┌─ Data extracts
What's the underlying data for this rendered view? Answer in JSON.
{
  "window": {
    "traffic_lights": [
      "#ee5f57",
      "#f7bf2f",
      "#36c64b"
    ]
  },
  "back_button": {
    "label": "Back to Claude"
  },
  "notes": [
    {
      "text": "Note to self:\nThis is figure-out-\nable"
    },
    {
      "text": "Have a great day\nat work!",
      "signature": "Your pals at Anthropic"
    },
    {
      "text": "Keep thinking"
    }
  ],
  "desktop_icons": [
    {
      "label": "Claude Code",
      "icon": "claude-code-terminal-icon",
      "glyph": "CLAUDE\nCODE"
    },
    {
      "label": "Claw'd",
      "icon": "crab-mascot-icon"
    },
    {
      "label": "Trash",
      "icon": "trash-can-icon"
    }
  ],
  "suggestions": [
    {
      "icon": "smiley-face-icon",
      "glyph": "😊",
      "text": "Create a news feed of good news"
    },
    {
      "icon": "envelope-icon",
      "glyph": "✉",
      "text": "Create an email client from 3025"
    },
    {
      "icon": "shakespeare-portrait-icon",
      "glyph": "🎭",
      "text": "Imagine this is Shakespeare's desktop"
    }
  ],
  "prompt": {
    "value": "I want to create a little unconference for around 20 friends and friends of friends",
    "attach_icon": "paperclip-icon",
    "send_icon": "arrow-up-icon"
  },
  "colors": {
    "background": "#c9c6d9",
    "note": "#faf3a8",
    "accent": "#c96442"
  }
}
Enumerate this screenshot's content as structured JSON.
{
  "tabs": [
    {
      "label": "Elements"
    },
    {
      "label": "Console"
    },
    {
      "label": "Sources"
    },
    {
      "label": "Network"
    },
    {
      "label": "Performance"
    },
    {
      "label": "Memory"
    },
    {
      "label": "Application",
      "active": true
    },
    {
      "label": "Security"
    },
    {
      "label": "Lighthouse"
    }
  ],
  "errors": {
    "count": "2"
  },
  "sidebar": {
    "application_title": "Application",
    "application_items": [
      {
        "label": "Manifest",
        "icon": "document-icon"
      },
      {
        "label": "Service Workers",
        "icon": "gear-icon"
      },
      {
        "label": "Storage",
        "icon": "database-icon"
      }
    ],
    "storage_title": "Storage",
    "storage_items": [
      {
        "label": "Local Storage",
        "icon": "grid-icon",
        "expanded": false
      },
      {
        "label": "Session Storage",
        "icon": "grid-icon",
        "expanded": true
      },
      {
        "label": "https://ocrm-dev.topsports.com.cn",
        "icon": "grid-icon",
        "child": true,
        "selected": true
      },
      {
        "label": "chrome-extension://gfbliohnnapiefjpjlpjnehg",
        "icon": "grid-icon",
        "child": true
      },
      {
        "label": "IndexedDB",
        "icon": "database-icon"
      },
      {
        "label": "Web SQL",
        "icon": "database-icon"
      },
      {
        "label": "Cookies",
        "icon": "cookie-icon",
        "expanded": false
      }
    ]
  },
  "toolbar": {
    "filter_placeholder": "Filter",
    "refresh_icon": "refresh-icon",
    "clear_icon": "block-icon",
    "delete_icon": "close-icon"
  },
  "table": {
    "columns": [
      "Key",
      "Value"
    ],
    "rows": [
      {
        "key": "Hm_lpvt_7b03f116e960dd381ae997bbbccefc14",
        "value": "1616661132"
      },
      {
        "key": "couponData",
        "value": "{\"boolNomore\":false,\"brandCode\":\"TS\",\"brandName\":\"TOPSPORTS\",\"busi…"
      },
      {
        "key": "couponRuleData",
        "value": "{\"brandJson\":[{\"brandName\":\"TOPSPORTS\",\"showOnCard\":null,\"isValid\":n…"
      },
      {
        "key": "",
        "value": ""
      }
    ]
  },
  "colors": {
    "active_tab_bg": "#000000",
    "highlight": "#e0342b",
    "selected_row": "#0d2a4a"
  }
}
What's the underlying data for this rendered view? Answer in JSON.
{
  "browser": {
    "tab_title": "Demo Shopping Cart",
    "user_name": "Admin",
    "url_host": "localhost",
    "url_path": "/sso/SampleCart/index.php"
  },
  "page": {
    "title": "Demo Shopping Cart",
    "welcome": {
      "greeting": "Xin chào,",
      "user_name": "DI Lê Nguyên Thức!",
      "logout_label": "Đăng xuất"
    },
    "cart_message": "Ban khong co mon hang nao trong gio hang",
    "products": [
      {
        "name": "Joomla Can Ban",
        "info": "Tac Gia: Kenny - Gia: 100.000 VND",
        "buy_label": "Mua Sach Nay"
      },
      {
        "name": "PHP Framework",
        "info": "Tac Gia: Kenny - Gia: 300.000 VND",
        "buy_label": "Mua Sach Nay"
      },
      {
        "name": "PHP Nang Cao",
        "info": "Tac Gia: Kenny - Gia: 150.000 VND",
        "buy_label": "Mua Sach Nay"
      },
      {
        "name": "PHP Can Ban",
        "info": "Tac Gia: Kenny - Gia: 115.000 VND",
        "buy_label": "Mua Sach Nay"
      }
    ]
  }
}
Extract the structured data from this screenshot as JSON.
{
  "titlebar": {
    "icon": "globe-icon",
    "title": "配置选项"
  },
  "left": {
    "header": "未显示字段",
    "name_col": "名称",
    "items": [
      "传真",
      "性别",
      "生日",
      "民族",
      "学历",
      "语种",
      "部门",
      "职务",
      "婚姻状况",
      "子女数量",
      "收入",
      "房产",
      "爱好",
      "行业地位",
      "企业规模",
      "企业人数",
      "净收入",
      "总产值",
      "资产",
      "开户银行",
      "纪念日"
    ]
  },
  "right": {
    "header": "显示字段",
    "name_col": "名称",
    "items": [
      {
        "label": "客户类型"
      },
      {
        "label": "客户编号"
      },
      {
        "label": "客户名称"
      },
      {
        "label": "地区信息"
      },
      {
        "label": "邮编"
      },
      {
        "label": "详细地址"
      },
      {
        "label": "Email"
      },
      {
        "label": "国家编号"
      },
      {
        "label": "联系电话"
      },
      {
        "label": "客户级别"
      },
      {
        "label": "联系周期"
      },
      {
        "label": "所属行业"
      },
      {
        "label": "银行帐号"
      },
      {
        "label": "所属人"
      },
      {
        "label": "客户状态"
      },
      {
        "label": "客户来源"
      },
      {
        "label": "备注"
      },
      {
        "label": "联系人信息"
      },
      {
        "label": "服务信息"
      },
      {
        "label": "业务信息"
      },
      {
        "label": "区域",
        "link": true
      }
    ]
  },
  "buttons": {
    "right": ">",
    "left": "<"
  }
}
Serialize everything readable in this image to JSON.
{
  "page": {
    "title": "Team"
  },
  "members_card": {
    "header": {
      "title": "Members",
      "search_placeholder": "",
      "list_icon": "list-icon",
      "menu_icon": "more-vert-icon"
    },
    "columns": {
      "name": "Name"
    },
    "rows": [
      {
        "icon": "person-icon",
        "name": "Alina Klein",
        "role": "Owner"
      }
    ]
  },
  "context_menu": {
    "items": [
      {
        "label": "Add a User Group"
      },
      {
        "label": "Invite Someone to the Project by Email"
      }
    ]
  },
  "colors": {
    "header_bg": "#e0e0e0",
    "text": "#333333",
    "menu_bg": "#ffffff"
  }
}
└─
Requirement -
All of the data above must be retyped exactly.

Result of this exercise -
What's the underlying data for this rendered view? Answer in JSON.
{
  "window": {
    "traffic_lights": [
      "#ee5f57",
      "#f7bf2f",
      "#36c64b"
    ]
  },
  "back_button": {
    "label": "Back to Claude"
  },
  "notes": [
    {
      "text": "Note to self:\nThis is figure-out-\nable"
    },
    {
      "text": "Have a great day\nat work!",
      "signature": "Your pals at Anthropic"
    },
    {
      "text": "Keep thinking"
    }
  ],
  "desktop_icons": [
    {
      "label": "Claude Code",
      "icon": "claude-code-terminal-icon",
      "glyph": "CLAUDE\nCODE"
    },
    {
      "label": "Claw'd",
      "icon": "crab-mascot-icon"
    },
    {
      "label": "Trash",
      "icon": "trash-can-icon"
    }
  ],
  "suggestions": [
    {
      "icon": "smiley-face-icon",
      "glyph": "😊",
      "text": "Create a news feed of good news"
    },
    {
      "icon": "envelope-icon",
      "glyph": "✉",
      "text": "Create an email client from 3025"
    },
    {
      "icon": "shakespeare-portrait-icon",
      "glyph": "🎭",
      "text": "Imagine this is Shakespeare's desktop"
    }
  ],
  "prompt": {
    "value": "I want to create a little unconference for around 20 friends and friends of friends",
    "attach_icon": "paperclip-icon",
    "send_icon": "arrow-up-icon"
  },
  "colors": {
    "background": "#c9c6d9",
    "note": "#faf3a8",
    "accent": "#c96442"
  }
}
Enumerate this screenshot's content as structured JSON.
{
  "tabs": [
    {
      "label": "Elements"
    },
    {
      "label": "Console"
    },
    {
      "label": "Sources"
    },
    {
      "label": "Network"
    },
    {
      "label": "Performance"
    },
    {
      "label": "Memory"
    },
    {
      "label": "Application",
      "active": true
    },
    {
      "label": "Security"
    },
    {
      "label": "Lighthouse"
    }
  ],
  "errors": {
    "count": "2"
  },
  "sidebar": {
    "application_title": "Application",
    "application_items": [
      {
        "label": "Manifest",
        "icon": "document-icon"
      },
      {
        "label": "Service Workers",
        "icon": "gear-icon"
      },
      {
        "label": "Storage",
        "icon": "database-icon"
      }
    ],
    "storage_title": "Storage",
    "storage_items": [
      {
        "label": "Local Storage",
        "icon": "grid-icon",
        "expanded": false
      },
      {
        "label": "Session Storage",
        "icon": "grid-icon",
        "expanded": true
      },
      {
        "label": "https://ocrm-dev.topsports.com.cn",
        "icon": "grid-icon",
        "child": true,
        "selected": true
      },
      {
        "label": "chrome-extension://gfbliohnnapiefjpjlpjnehg",
        "icon": "grid-icon",
        "child": true
      },
      {
        "label": "IndexedDB",
        "icon": "database-icon"
      },
      {
        "label": "Web SQL",
        "icon": "database-icon"
      },
      {
        "label": "Cookies",
        "icon": "cookie-icon",
        "expanded": false
      }
    ]
  },
  "toolbar": {
    "filter_placeholder": "Filter",
    "refresh_icon": "refresh-icon",
    "clear_icon": "block-icon",
    "delete_icon": "close-icon"
  },
  "table": {
    "columns": [
      "Key",
      "Value"
    ],
    "rows": [
      {
        "key": "Hm_lpvt_7b03f116e960dd381ae997bbbccefc14",
        "value": "1616661132"
      },
      {
        "key": "couponData",
        "value": "{\"boolNomore\":false,\"brandCode\":\"TS\",\"brandName\":\"TOPSPORTS\",\"busi…"
      },
      {
        "key": "couponRuleData",
        "value": "{\"brandJson\":[{\"brandName\":\"TOPSPORTS\",\"showOnCard\":null,\"isValid\":n…"
      },
      {
        "key": "",
        "value": ""
      }
    ]
  },
  "colors": {
    "active_tab_bg": "#000000",
    "highlight": "#e0342b",
    "selected_row": "#0d2a4a"
  }
}
What's the underlying data for this rendered view? Answer in JSON.
{
  "browser": {
    "tab_title": "Demo Shopping Cart",
    "user_name": "Admin",
    "url_host": "localhost",
    "url_path": "/sso/SampleCart/index.php"
  },
  "page": {
    "title": "Demo Shopping Cart",
    "welcome": {
      "greeting": "Xin chào,",
      "user_name": "DI Lê Nguyên Thức!",
      "logout_label": "Đăng xuất"
    },
    "cart_message": "Ban khong co mon hang nao trong gio hang",
    "products": [
      {
        "name": "Joomla Can Ban",
        "info": "Tac Gia: Kenny - Gia: 100.000 VND",
        "buy_label": "Mua Sach Nay"
      },
      {
        "name": "PHP Framework",
        "info": "Tac Gia: Kenny - Gia: 300.000 VND",
        "buy_label": "Mua Sach Nay"
      },
      {
        "name": "PHP Nang Cao",
        "info": "Tac Gia: Kenny - Gia: 150.000 VND",
        "buy_label": "Mua Sach Nay"
      },
      {
        "name": "PHP Can Ban",
        "info": "Tac Gia: Kenny - Gia: 115.000 VND",
        "buy_label": "Mua Sach Nay"
      }
    ]
  }
}
Extract the structured data from this screenshot as JSON.
{
  "titlebar": {
    "icon": "globe-icon",
    "title": "配置选项"
  },
  "left": {
    "header": "未显示字段",
    "name_col": "名称",
    "items": [
      "传真",
      "性别",
      "生日",
      "民族",
      "学历",
      "语种",
      "部门",
      "职务",
      "婚姻状况",
      "子女数量",
      "收入",
      "房产",
      "爱好",
      "行业地位",
      "企业规模",
      "企业人数",
      "净收入",
      "总产值",
      "资产",
      "开户银行",
      "纪念日"
    ]
  },
  "right": {
    "header": "显示字段",
    "name_col": "名称",
    "items": [
      {
        "label": "客户类型"
      },
      {
        "label": "客户编号"
      },
      {
        "label": "客户名称"
      },
      {
        "label": "地区信息"
      },
      {
        "label": "邮编"
      },
      {
        "label": "详细地址"
      },
      {
        "label": "Email"
      },
      {
        "label": "国家编号"
      },
      {
        "label": "联系电话"
      },
      {
        "label": "客户级别"
      },
      {
        "label": "联系周期"
      },
      {
        "label": "所属行业"
      },
      {
        "label": "银行帐号"
      },
      {
        "label": "所属人"
      },
      {
        "label": "客户状态"
      },
      {
        "label": "客户来源"
      },
      {
        "label": "备注"
      },
      {
        "label": "联系人信息"
      },
      {
        "label": "服务信息"
      },
      {
        "label": "业务信息"
      },
      {
        "label": "区域",
        "link": true
      }
    ]
  },
  "buttons": {
    "right": ">",
    "left": "<"
  }
}
Serialize everything readable in this image to JSON.
{
  "page": {
    "title": "Team"
  },
  "members_card": {
    "header": {
      "title": "Members",
      "search_placeholder": "",
      "list_icon": "list-icon",
      "menu_icon": "more-vert-icon"
    },
    "columns": {
      "name": "Name"
    },
    "rows": [
      {
        "icon": "person-icon",
        "name": "Alina Klein",
        "role": "Owner"
      }
    ]
  },
  "context_menu": {
    "items": [
      {
        "label": "Add a User Group"
      },
      {
        "label": "Invite Someone to the Project by Email"
      }
    ]
  },
  "colors": {
    "header_bg": "#e0e0e0",
    "text": "#333333",
    "menu_bg": "#ffffff"
  }
}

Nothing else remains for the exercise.